Back in March, we went on a trip to Winthrop, Washington that established it firmly as one of my favourite places in the world. We liked it so much that before we left, we booked another visit for the fall. This time we were able to take the North Cascades Scenic Highway, which was still under winter closure in March.
“Scenic” turned out to be a bit of an understatement. We stopped at Diablo Lake where tiny islands dotted impossibly green glacial water, and Washington Pass where mountains towered above the tiny curve of the highway. It looked unreal, but I’d find out soon that we hadn’t yet come anywhere close to seeing the best of the North Cascades.
A few miles further on we left the mountains behind and emerged in the sagebrush and wide open skies of the Methow Valley. It’s one of the things I love most about this area: the sheer variety of terrain and the abrupt transitions between wildly different landscapes.
Early the next morning, we set out for the same gorgeous trails we’d explored on snow bikes and snowshoes in the winter. In the summer, with the ETSX under me, they were even better. As a technical rider I’m fairly firmly in the begintermediate category, which isn’t to say that I don’t enjoy the highly technical riding around Vancouver; I love the challenge and the steepness of the learning curve. However, sometimes all you want to do is rip the dirt as fast as you can without needing to think, and that’s how these trails begged to be ridden.
Smooth, flowing doubletrack took us around a lake, through a small creek, and then into a stretch of forested singletrack where I forgot that my bike had brakes and just whipped through the trees as fast as I could, slingshotting between the trunks and bunnyhopping off roots and yelling for joy because it was so ridiculously awesome. While the rest of the group caught up I circled back and rode it again, just for the hell of it.
Riding with me was our fabulous friend Cecily with her brand-new Rivendell Betty Foy. It was a fantastic area to introduce someone to singletrack riding, with plenty of trails that were more than soft and smooth enough to get used to being on the dirt and accommodate a bike with a rigid fork. While we rode J and our friend M, who are runners rather than cyclists, ran the trails behind us.
Our path eventually led us down to Patterson Lake, where the others started back toward town on the road while I climbed a longer trail back to the area where we’d left the car. Even the uphill was a ton of fun, switchbacking steadily up through the sagebrush above the lake before re-entering the trees and curving back around to the trailhead.
I loved the trails so much that I couldn’t bear the idea of being done with them after just one day.

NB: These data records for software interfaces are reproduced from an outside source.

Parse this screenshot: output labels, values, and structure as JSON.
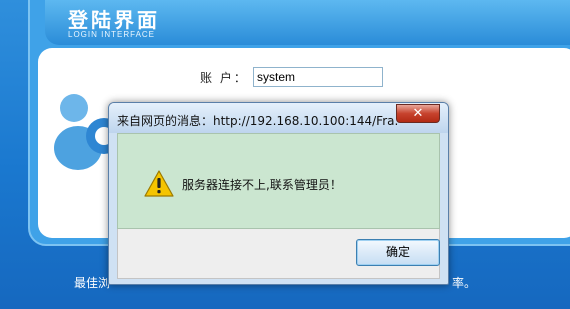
{
  "page": {
    "title_cn": "登陆界面",
    "title_en": "LOGIN INTERFACE",
    "account_label": "账  户：",
    "account_value": "system",
    "footer_left": "最佳浏",
    "footer_right": "率。"
  },
  "dialog": {
    "title": "来自网页的消息：http://192.168.10.100:144/Fra...",
    "message": "服务器连接不上,联系管理员！",
    "ok_label": "确定",
    "close_label": "✕",
    "icon": "warning-icon"
  },
  "colors": {
    "page_background": "#1a78cf",
    "dialog_content_background": "#cbe6d0",
    "close_button": "#c7432e",
    "warning_yellow": "#f5c400"
  }
}
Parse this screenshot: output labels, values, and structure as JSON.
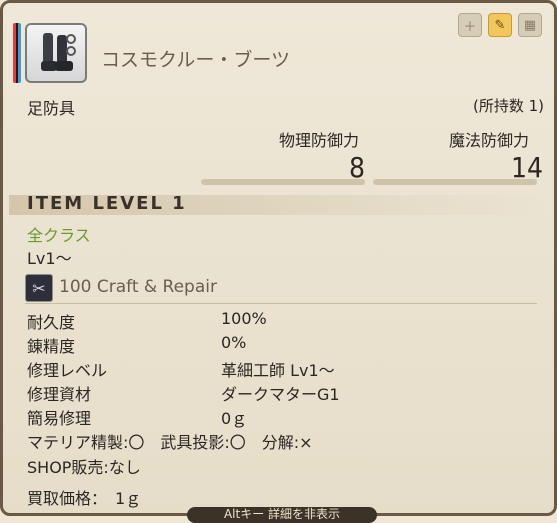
{
  "item": {
    "name": "コスモクルー・ブーツ",
    "slot": "足防具",
    "owned": "(所持数 1)",
    "rarity_colors": [
      "#e04040",
      "#1a1a1a",
      "#3aa0d0"
    ]
  },
  "stats": {
    "physical_label": "物理防御力",
    "physical_value": "8",
    "magic_label": "魔法防御力",
    "magic_value": "14"
  },
  "item_level": "ITEM LEVEL 1",
  "classes": "全クラス",
  "level_req": "Lv1～",
  "craft": {
    "icon": "needle-thread-icon",
    "label": "100 Craft & Repair"
  },
  "attributes": [
    {
      "label": "耐久度",
      "value": "100%"
    },
    {
      "label": "錬精度",
      "value": "0%"
    },
    {
      "label": "修理レベル",
      "value": "革細工師 Lv1～"
    },
    {
      "label": "修理資材",
      "value": "ダークマターG1"
    },
    {
      "label": "簡易修理",
      "value": "0ｇ"
    }
  ],
  "flags": "マテリア精製:〇　武具投影:〇　分解:×",
  "shop": "SHOP販売:なし",
  "price": "買取価格：　1ｇ",
  "hint": "Altキー 詳細を非表示",
  "top_icons": [
    "plus-icon",
    "glamour-icon",
    "equip-icon"
  ],
  "colors": {
    "class_text": "#6b9a2e",
    "panel_bg": "#efe8d8",
    "highlight_icon": "#f2c65a"
  }
}
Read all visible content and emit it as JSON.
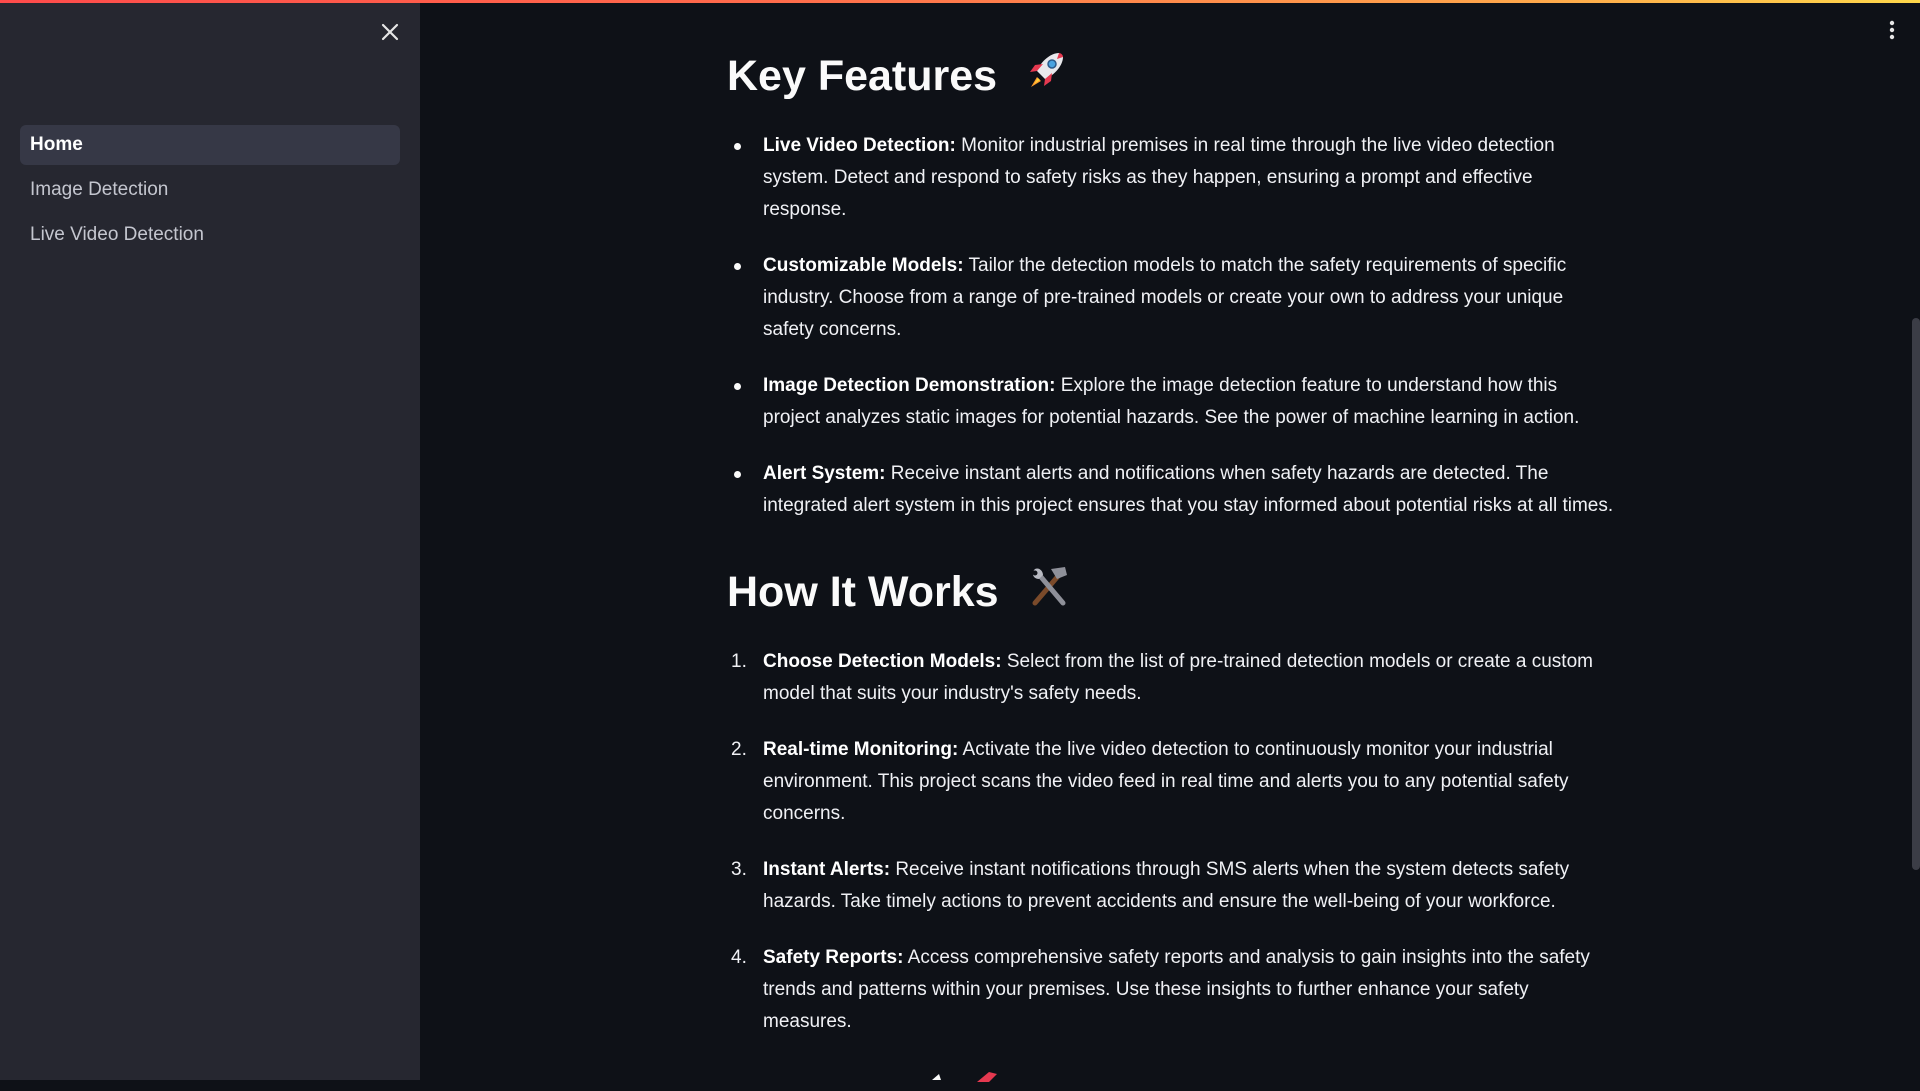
{
  "sidebar": {
    "close_icon": "close-icon",
    "nav": [
      {
        "label": "Home",
        "active": true
      },
      {
        "label": "Image Detection",
        "active": false
      },
      {
        "label": "Live Video Detection",
        "active": false
      }
    ]
  },
  "header": {
    "menu_icon": "vertical-ellipsis-icon"
  },
  "colors": {
    "background": "#0e1117",
    "sidebar": "#262730",
    "active_nav": "#363846",
    "accent_gradient_start": "#ff4b4b",
    "accent_gradient_end": "#ffd84b"
  },
  "main": {
    "key_features": {
      "title": "Key Features",
      "icon": "rocket-emoji",
      "items": [
        {
          "label": "Live Video Detection:",
          "text": "Monitor industrial premises in real time through the live video detection system. Detect and respond to safety risks as they happen, ensuring a prompt and effective response."
        },
        {
          "label": "Customizable Models:",
          "text": "Tailor the detection models to match the safety requirements of specific industry. Choose from a range of pre-trained models or create your own to address your unique safety concerns."
        },
        {
          "label": "Image Detection Demonstration:",
          "text": "Explore the image detection feature to understand how this project analyzes static images for potential hazards. See the power of machine learning in action."
        },
        {
          "label": "Alert System:",
          "text": "Receive instant alerts and notifications when safety hazards are detected. The integrated alert system in this project ensures that you stay informed about potential risks at all times."
        }
      ]
    },
    "how_it_works": {
      "title": "How It Works",
      "icon": "hammer-and-wrench-emoji",
      "items": [
        {
          "num": "1.",
          "label": "Choose Detection Models:",
          "text": "Select from the list of pre-trained detection models or create a custom model that suits your industry's safety needs."
        },
        {
          "num": "2.",
          "label": "Real-time Monitoring:",
          "text": "Activate the live video detection to continuously monitor your industrial environment. This project scans the video feed in real time and alerts you to any potential safety concerns."
        },
        {
          "num": "3.",
          "label": "Instant Alerts:",
          "text": "Receive instant notifications through SMS alerts when the system detects safety hazards. Take timely actions to prevent accidents and ensure the well-being of your workforce."
        },
        {
          "num": "4.",
          "label": "Safety Reports:",
          "text": "Access comprehensive safety reports and analysis to gain insights into the safety trends and patterns within your premises. Use these insights to further enhance your safety measures."
        }
      ]
    }
  }
}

So on our final morning in town, we got up at the crack of dawn and snuck a final hour’s riding in before heading back to the cabin to clean up and pack. It still wasn’t nearly enough; I can’t wait to ride here again.